became a raging fire & sucked the breath
out of Garner; but yesterday i walked
38 blocks to my father’s house with a mask
over my nose & mouth, the sweat dripping
off my chin only to get caught in fabric & pool up
like rain. & i inhaled small spurts of me, little
particles of my dna. i took into body my own self
& thought i’d die from so much exposure
to my own bereavement—they’re saying
this virus takes your breath away, not
like a mother’s love or like a good kiss
from your lover’s soft mouth but like the police
it can kill you fast or slow; dealer’s choice.
a pallbearer carrying your body without a casket.
they say it’s so contagious it could be quite
breathtaking. so persistent it might as well
be breathing down your neck—
Copyright © 2020 by Yesenia Montilla. Originally published in Poem-a-Day on July 21, 2020 by the Academy of American Poets.
Like crawling black monsters
the big clouds tap at my window,
their shooting liquid fingers slide
over the staring panes
and merge on the red wall.
Some of the fingers pull at the hinges
and whisper insistently: “Let us come in,
the cruel wind whips and drives us
till we are sore and in despair.”
But I cannot harbor the big crawling black clouds,
I cannot save them from the angry wind.
In a tiny crevice of my aching heart
there is a big storm brewing
and loud clamour and constant prayer
for the reflection of snow-capped mountains
on a distant lake.
Tires and dazed I sit on a bear skin
and timidly listen to the concert of storms.
This poem is in the public domain, and originally appeared in Others for 1919; An Anthology of the New Verse (Nicholas L. Brown, 1920).
The way that the sea fails
to drown itself everyday. And entendre alludes all those not listening.
The way unfertilized chicken eggs fail to have imagination,
dozened out in their cardboard trays,
by which I mean they will never break
from the inside. The way my imagination (née anxiety) has
bad brakes and a need
to stop sometimes. The way I didn’t believe
it when he told me we were going to crash into the car idling
at a red light
ahead of us. To know our future like that seemed unlikely.
But to have time to tell me?
—Nearly impossible. I may have broken
several ribs that day
but I will never know for sure. I’m okay,
I guessed aloud to the paramedic. It doesn’t matter
if you’re broken if you’re broke,
I moaned in bed that night, after several glasses
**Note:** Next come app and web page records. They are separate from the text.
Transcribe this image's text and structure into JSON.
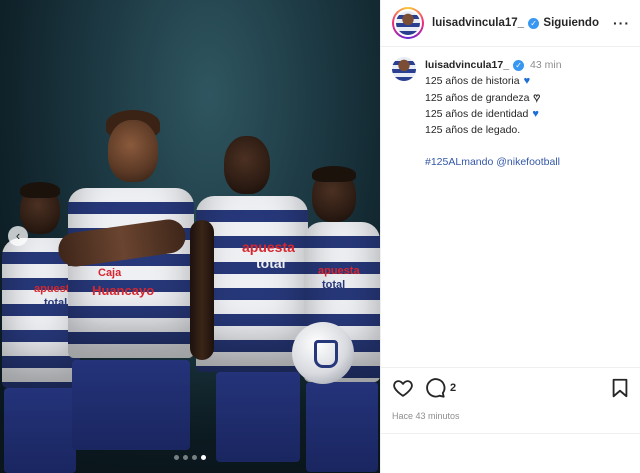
{
  "post": {
    "username": "luisadvincula17_",
    "follow_label": "Siguiendo",
    "more_label": "···",
    "time_short": "43 min",
    "caption_lines": [
      "125 años de historia",
      "125 años de grandeza",
      "125 años de identidad",
      "125 años de legado."
    ],
    "hearts": [
      "blue-heart",
      "white-heart",
      "blue-heart",
      ""
    ],
    "hashtag": "#125ALmando",
    "mention": "@nikefootball",
    "comment_count": "2",
    "time_long": "Hace 43 minutos"
  },
  "media": {
    "slide_count": 4,
    "active_slide": 4,
    "sponsor_line1": "apuesta",
    "sponsor_line2": "total",
    "sponsor_line3": "Caja",
    "sponsor_line4": "Huancayo"
  },
  "icons": {
    "verified": "verified-badge-icon",
    "like": "heart-icon",
    "comment": "comment-icon",
    "save": "bookmark-icon",
    "prev": "chevron-left-icon"
  },
  "colors": {
    "verified": "#3897f0",
    "heart_blue": "#1f6fd6",
    "link": "#3457a7",
    "jersey_blue": "#27387a"
  }
}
of cheap red. I thought it would make a good blues
refrain. I made myself
laugh and so I made myself hurt—
MEMOIRS BY EMILIA PHILLIPS, goes the joke.
A friend of mine competes in beard and mustache tournaments,
even though she can’t grow one herself—
Once, she donned a Santa Claus made entirely out of hot-glued tampons.
It was as white as the spots in memories I doubt.
The first woman
I kissed who had never kissed a woman before
couldn’t get over how soft my face is,
even the scar. Once,
a famous poet said what’s this and touched my face
his thumb like a cat’s tongue on the old wound.
He must have thought he was giving
me a blessing.
Copyright © 2020 by Emilia Phillips. Originally published in Poem-a-Day on March 11, 2020 by the Academy of American Poets.
What kind of thoughts now, do you carry
In your travels day by day
Are they bright and lofty visions,
Or neglected, gone astray?
Matters not how great in fancy,
Or what deeds of skill you’ve wrought;
Man, though high may be his station,
Is no better than his thoughts.
Catch your thoughts and hold them tightly,
Let each one an honor be;
Purge them, scourge them, burnish brightly,
Then in love set each one free.
This poem is in the public domain. Published in Poem-a-Day on January 18, 2020, by the Academy of American Poets.
I met a traveller from an antique land
Who said: “Two vast and trunkless legs of stone
Stand in the desert . . . Near them, on the sand,
Half sunk, a shattered visage lies, whose frown,
And wrinkled lip, and sneer of cold command,
Tell that its sculptor well those passions read
Which yet survive, stamped on these lifeless things,
The hand that mocked them, and the heart that fed:
And on the pedestal these words appear:
‘My name is Ozymandias, king of kings:
Look on my works, ye Mighty, and despair!’
Nothing beside remains. Round the decay
Of that colossal wreck, boundless and bare
The lone and level sands stretch far away.”
This poem is in the public domain.